## [WORK INSTRUCTIONS]
Your answer should consist of the lines in the listing that hold "text".

## [PROVIDED MATERIAL]

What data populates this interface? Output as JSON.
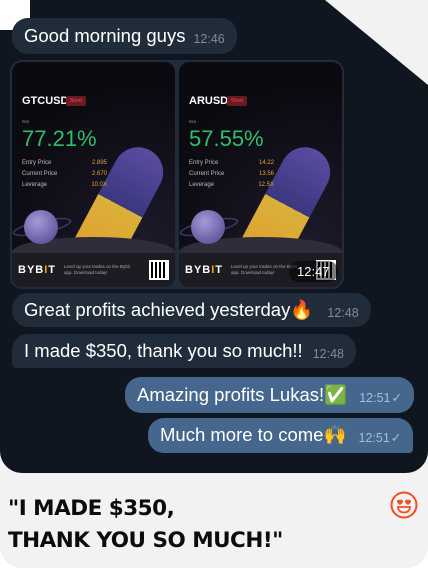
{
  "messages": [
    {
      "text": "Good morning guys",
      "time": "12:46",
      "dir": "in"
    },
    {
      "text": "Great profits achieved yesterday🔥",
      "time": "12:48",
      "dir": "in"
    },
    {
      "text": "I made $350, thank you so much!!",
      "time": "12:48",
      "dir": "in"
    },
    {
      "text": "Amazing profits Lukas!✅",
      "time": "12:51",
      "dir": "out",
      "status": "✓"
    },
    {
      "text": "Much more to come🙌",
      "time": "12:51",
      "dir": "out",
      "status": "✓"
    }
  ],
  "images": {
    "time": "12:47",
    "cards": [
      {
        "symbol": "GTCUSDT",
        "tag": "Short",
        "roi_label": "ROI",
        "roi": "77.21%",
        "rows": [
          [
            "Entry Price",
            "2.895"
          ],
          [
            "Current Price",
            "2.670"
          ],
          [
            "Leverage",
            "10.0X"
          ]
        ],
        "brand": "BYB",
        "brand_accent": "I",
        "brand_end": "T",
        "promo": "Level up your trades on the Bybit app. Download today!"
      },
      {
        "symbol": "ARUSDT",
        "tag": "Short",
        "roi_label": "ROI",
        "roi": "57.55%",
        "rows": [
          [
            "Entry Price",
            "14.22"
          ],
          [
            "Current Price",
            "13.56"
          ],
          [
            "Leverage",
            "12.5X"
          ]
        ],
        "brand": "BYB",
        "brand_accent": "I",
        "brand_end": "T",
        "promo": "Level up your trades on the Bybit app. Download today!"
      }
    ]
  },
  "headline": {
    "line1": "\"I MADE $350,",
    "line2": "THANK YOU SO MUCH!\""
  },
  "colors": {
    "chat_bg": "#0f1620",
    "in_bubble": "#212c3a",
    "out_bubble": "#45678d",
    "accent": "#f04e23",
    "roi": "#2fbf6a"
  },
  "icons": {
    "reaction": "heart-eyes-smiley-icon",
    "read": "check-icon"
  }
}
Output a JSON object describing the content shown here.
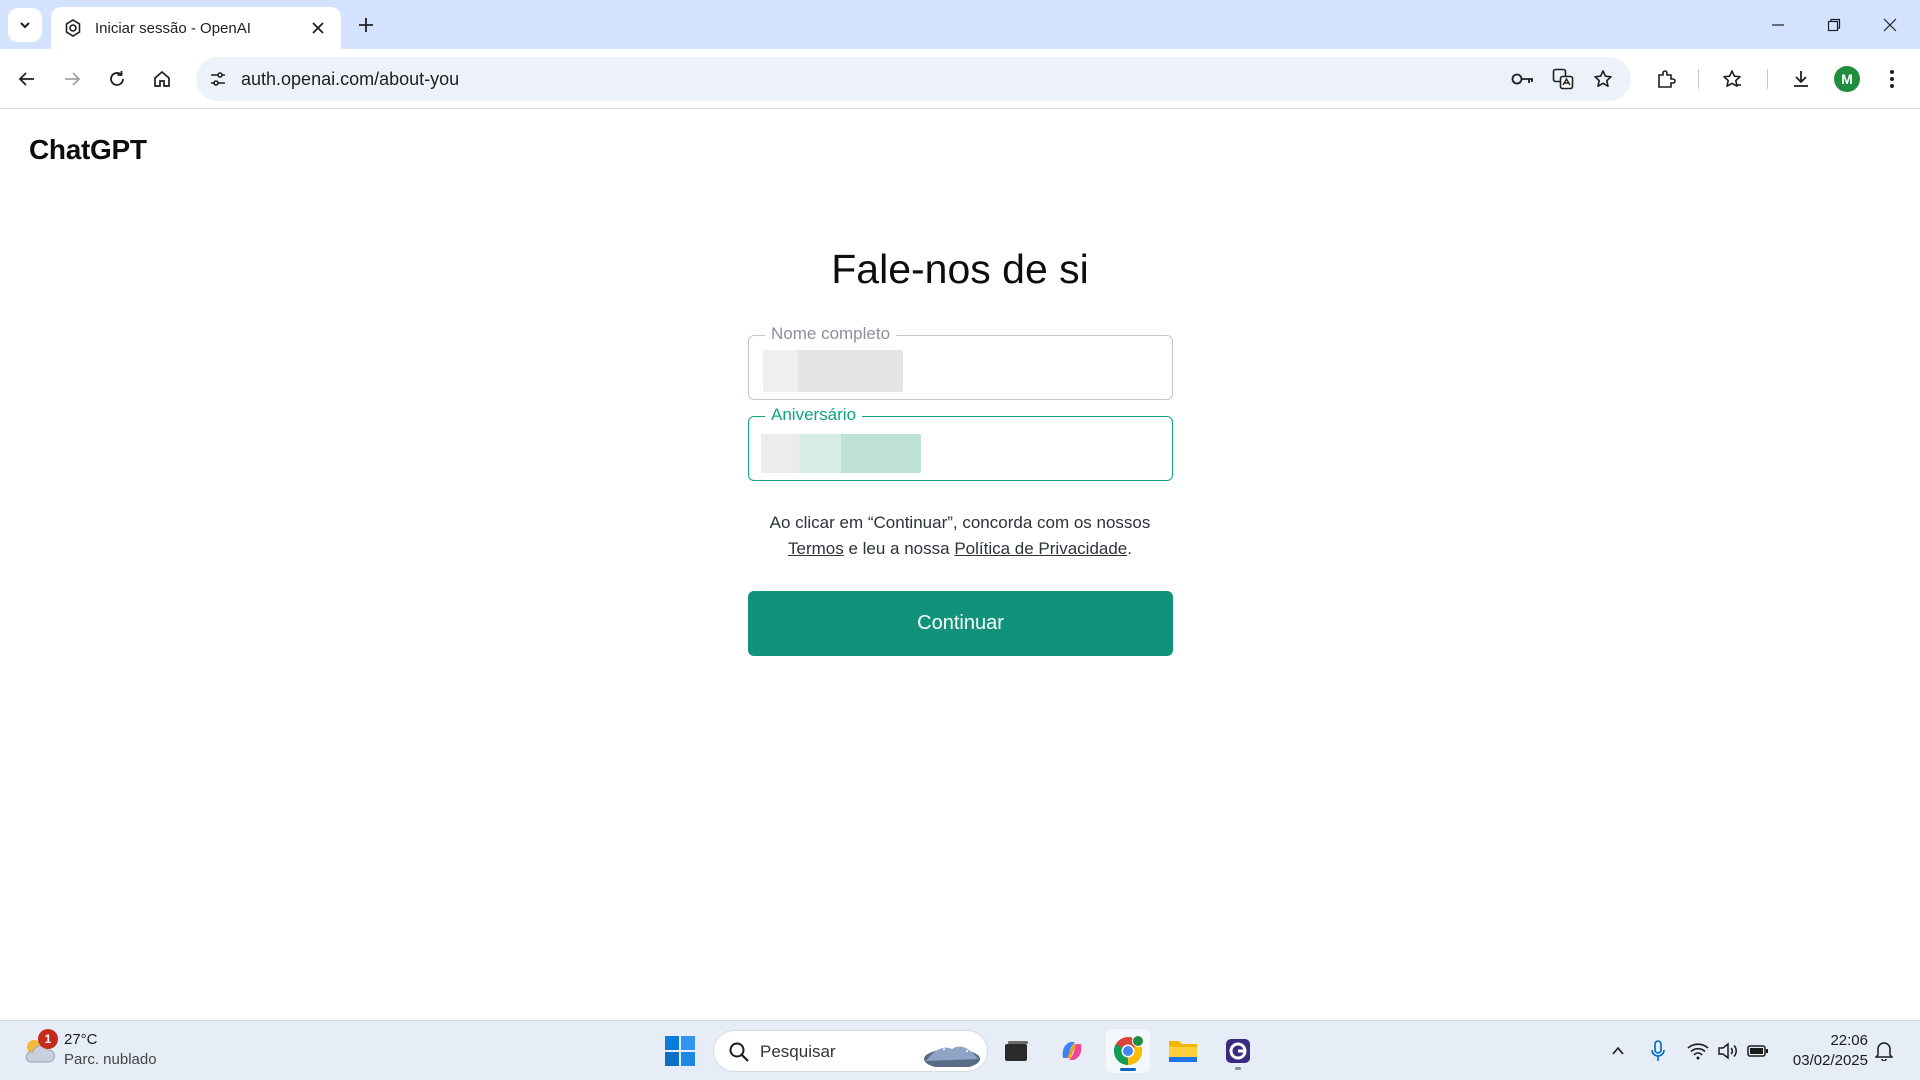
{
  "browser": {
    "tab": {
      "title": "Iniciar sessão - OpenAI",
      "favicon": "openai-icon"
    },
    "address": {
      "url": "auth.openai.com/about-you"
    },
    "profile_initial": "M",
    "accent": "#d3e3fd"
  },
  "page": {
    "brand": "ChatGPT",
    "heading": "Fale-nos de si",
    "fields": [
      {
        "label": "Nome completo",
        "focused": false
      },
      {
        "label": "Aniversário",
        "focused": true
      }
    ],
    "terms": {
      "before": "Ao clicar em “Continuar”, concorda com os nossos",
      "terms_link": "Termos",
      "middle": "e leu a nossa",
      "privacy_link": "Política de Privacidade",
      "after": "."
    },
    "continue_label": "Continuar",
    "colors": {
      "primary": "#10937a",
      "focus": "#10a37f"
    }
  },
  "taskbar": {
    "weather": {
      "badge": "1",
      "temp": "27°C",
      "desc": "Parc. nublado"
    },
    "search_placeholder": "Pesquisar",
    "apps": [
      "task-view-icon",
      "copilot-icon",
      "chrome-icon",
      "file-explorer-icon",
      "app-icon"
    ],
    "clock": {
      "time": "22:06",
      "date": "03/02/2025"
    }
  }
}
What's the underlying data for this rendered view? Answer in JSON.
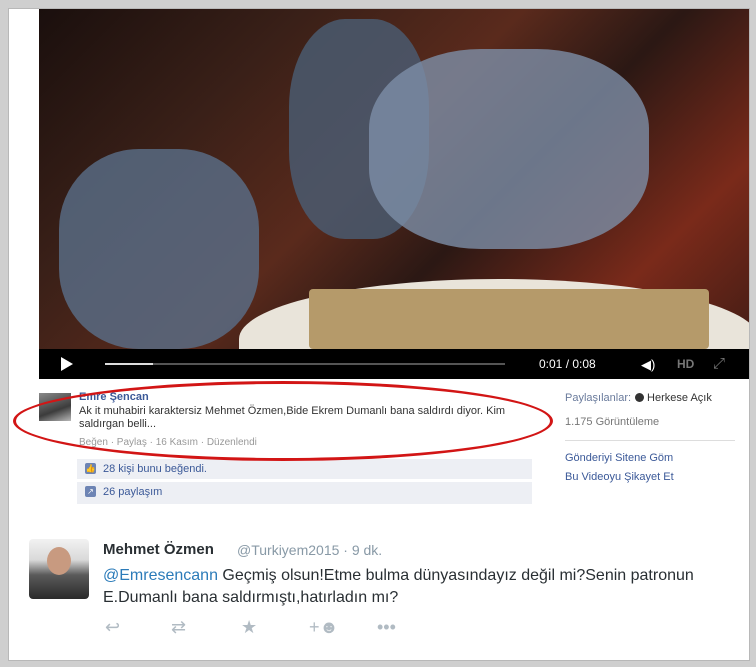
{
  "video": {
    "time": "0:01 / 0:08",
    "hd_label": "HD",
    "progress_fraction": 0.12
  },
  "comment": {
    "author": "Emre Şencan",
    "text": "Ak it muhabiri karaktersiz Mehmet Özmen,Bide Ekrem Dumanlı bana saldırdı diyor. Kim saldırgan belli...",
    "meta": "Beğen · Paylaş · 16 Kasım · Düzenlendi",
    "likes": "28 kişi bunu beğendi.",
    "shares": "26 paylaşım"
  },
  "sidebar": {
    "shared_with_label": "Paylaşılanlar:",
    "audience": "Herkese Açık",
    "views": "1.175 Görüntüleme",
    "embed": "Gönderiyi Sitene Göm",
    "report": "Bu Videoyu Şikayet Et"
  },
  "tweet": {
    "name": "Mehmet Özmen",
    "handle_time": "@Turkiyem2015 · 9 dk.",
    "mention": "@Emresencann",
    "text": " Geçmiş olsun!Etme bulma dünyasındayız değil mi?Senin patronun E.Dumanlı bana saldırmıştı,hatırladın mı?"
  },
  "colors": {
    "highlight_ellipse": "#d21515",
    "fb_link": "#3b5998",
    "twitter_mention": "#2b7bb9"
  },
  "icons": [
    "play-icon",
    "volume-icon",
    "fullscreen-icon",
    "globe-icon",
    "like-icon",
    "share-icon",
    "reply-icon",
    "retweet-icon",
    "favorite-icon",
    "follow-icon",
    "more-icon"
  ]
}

## [FINISHED EXERCISE]
      "text": "Good morning guys",
      "text": "Great profits achieved yesterday🔥",
      "text": "I made $350, thank you so much!!",
      "text": "Amazing profits Lukas!✅",
      "text": "Much more to come🙌",
    "text": "Ak it muhabiri karaktersiz Mehmet Özmen,Bide Ekrem Dumanlı bana saldırdı diyor. Kim saldırgan belli...",
    "text": " Geçmiş olsun!Etme bulma dünyasındayız değil mi?Senin patronun E.Dumanlı bana saldırmıştı,hatırladın mı?"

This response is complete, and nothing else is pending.